Also note the simplicity of the service; it uses the popup interaction only, so no need for branching, alternate logic, config and additional error handling.
With services doing all the hard work to fetch data, stores (opens new window) are the right place to store it; this way services stay clean, and data is easily accessible from the rest of the application:
- the auth (opens new window) store wraps Auth (opens new window) service calls, and exports reactive state, errors and methods
- the user (opens new window) store manages API calls and stores user data separately from auth
Regarding state, stores should be preferred to services as they are reactive; any change in state triggers updates in views and components.

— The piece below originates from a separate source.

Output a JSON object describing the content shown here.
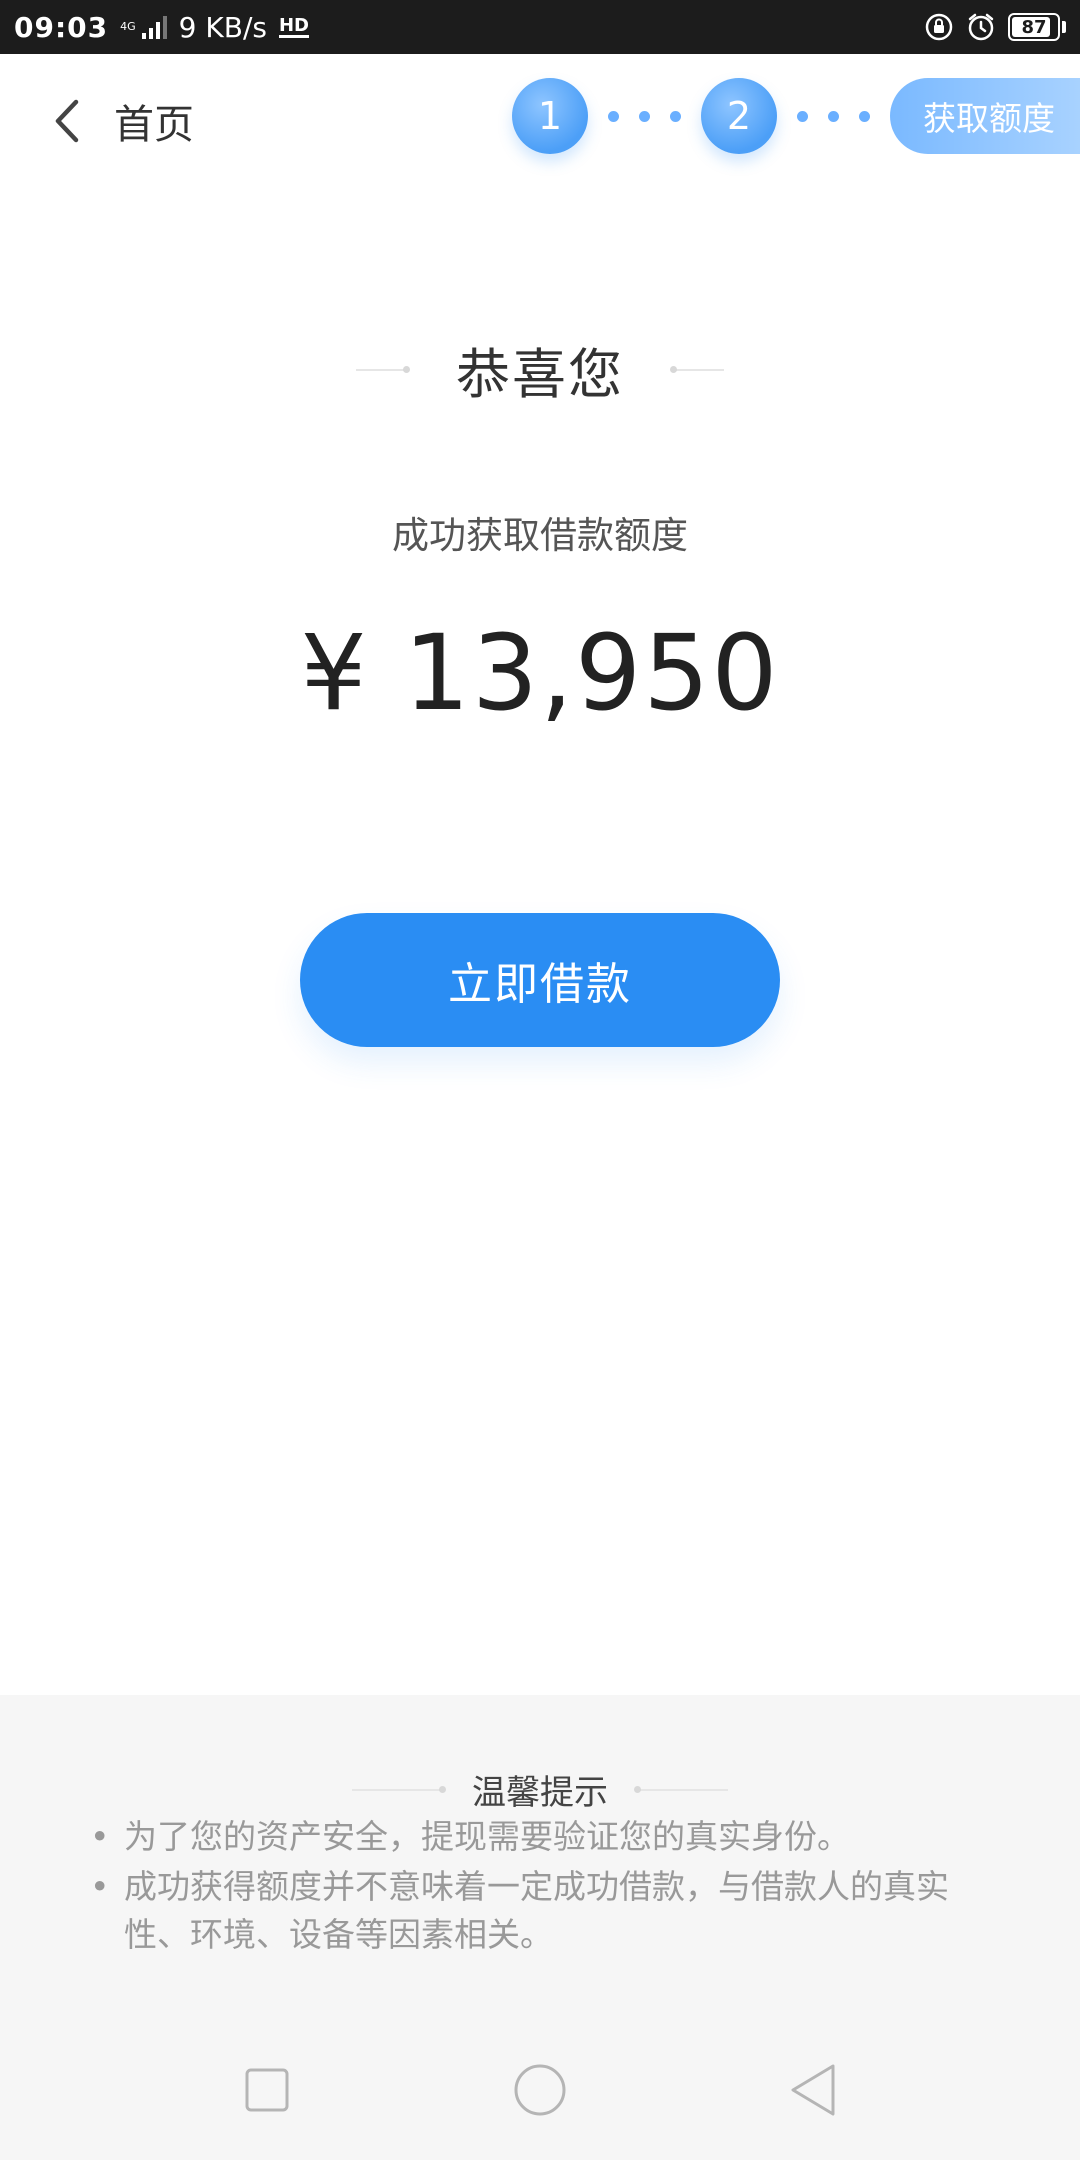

The Router (opens new window) is where most of the magic happens:
- guarded and unguarded routes are declared
- a single global route guard handles authentication
- a single logic branch handles initialisation
I use some simple helpers (opens new window) to make the routes config more easily readable; note the
hook() helper to handle login and logout.
Note the route guard (opens new window) itself, it handles quite simply the following scenarios:
NavigationClient required by MSAL to hook into the rooter is implemented as a VueNavigationClient (opens new window) and passed to the store and into the service, in the one-time initialization step.
The class itself has only one method that is used in popup flow, and that is the
navigateInternal() method which converts any full redirect URIs (opens new window) to paths that the Vue Router can safely handle.
Whilst the premise of MSAL is simple, the challenge of implementing it is sadly not.
I hope this repo will go some way to making it clear how logic and state can be separated, and how it’s simpler to see what is going on once that’s the case.
Whilst it may also be possible to successfully implement redirect flow in a clearer and more simplified codebase, I’ll leave that as a challenge to the reader (or may come back to this in future and attempt to implement in another branch).
If you found this post helpful, or you have anything to add which may help others, do please leave a comment.
For now, I’ll just say, happy authenticating!
Whilst I’m here, a couple of awesome OAuth 2 resources for reference:
- Understanding OAuth 2 with PKCE in Single-Page Applications (2020) (opens new window)
- OAuth 2 Simplified (opens new window)
Additionally, I’ve been recommended this library if you decide to give up on MSAL altogether (I don’t blame you) which you can use with the Microsoft Identity Platform: